Broken Star is punk rock heaven; it’s brimming with melody but concurrently raw and gritty. It’s pessimistic in nature but not completely absent of hope. Musically it’s a force, ranging from short songs to longer, drawn out numbers, consisting of quick riffs and fast drumming. So instrumentally it’s your standard punk affair but the songwriting and structures are so good it works. Those acquainted with The Lawrence Arms will hear the familiar but younger vocals of Brendan Kelly and Chris McCaughan, who along with Dan Hanaway provide the vocal duties, and well at that. Having three very distinct sounding vocalists brings some needed variety to an otherwise uniform sound.
Lyrically the album explores socially-conscious themes: unjust politics (Jonathan Kozol Was Right…
), police brutality (Police Song
), alcohol (Kitchen Floor
), general discontent/depression (Upton
), the faults of capitalism (We’ll Have A Party
), global consumerism (15 Minutes
), girl troubles (Red Line
), trying to find your place in life (Ben Moves to California
) and searching for inspiration and meaning (Restless
). Sung with a healthy dose of youthful angst, these songs are at times witty, often earnest and sometimes sarcastic, but always passionate and chock-full of energy.
Amidst all the cynicism about the world we live in lies some hope in the finale The Nautical Mile

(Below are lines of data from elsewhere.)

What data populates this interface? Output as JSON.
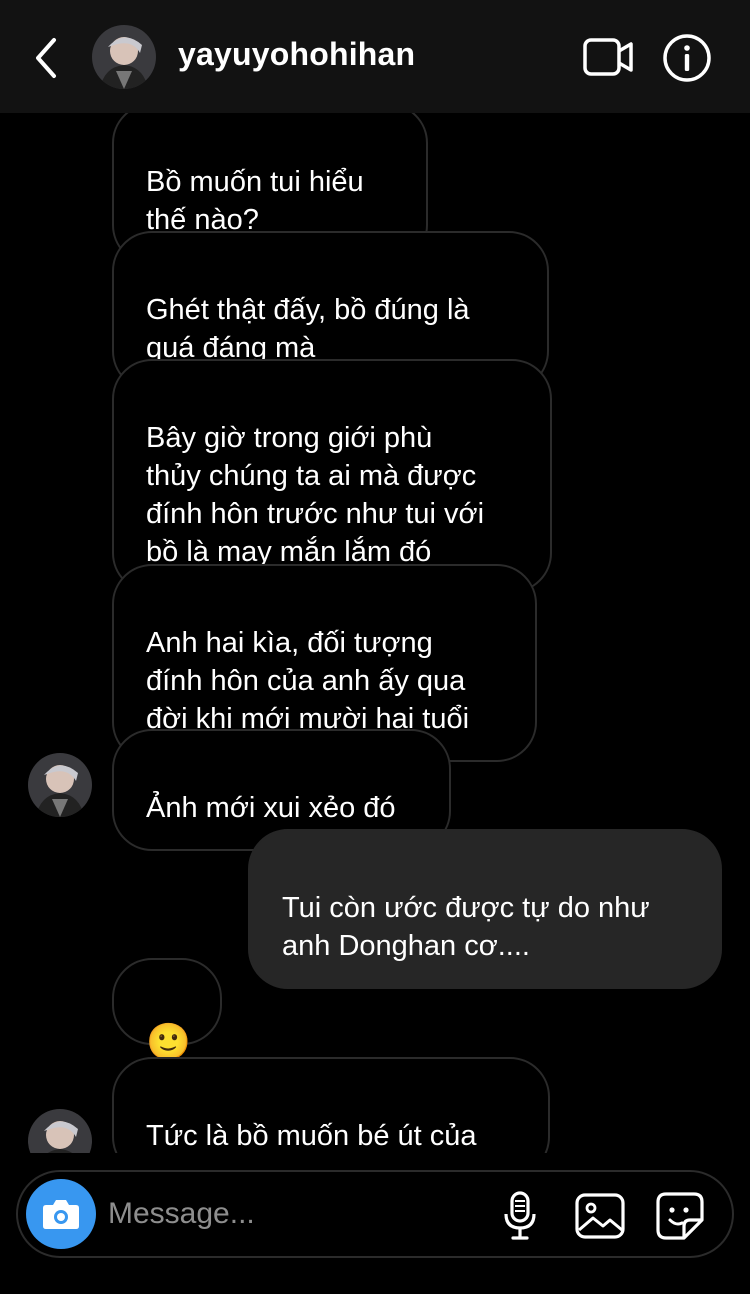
{
  "header": {
    "username": "yayuyohohihan"
  },
  "messages": [
    {
      "direction": "incoming",
      "text": "Bồ muốn tui hiểu\nthế nào?"
    },
    {
      "direction": "incoming",
      "text": "Ghét thật đấy, bồ đúng là\nquá đáng mà"
    },
    {
      "direction": "incoming",
      "text": "Bây giờ trong giới phù\nthủy chúng ta ai mà được\nđính hôn trước như tui với\nbồ là may mắn lắm đó"
    },
    {
      "direction": "incoming",
      "text": "Anh hai kìa, đối tượng\nđính hôn của anh ấy qua\nđời khi mới mười hai tuổi"
    },
    {
      "direction": "incoming",
      "text": "Ảnh mới xui xẻo đó"
    },
    {
      "direction": "outgoing",
      "text": "Tui còn ước được tự do như\nanh Donghan cơ...."
    },
    {
      "direction": "incoming",
      "text": "🙂"
    },
    {
      "direction": "incoming",
      "text": "Tức là bồ muốn bé út của\ntui chết sớm?"
    }
  ],
  "composer": {
    "placeholder": "Message..."
  },
  "colors": {
    "header_bg": "#121212",
    "incoming_border": "#2b2b2b",
    "outgoing_bg": "#262626",
    "camera_button": "#3897f0",
    "placeholder": "#8e8e8e"
  },
  "icons": {
    "back": "chevron-left-icon",
    "video": "video-camera-icon",
    "info": "info-icon",
    "camera": "camera-icon",
    "mic": "microphone-icon",
    "gallery": "image-icon",
    "sticker": "sticker-icon"
  }
}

. With lines like “you've got one thousand people on your side, take it in stride and when there's nothing left to patch the hole we'll swim together” and “Life is bigger, so much bigger than all this”, it is an uplifting, motivational triumph against everything wrong with this world. On top of being an awesome punk record, it’s a comfort to me knowing there are people that felt exactly the same as me. And when songs strike that personal chord, they become more than just songs, but your own songs. Highly recommended if you're a fan of political punk rock, and pretty much mandatory if you're a Larry Arms fan.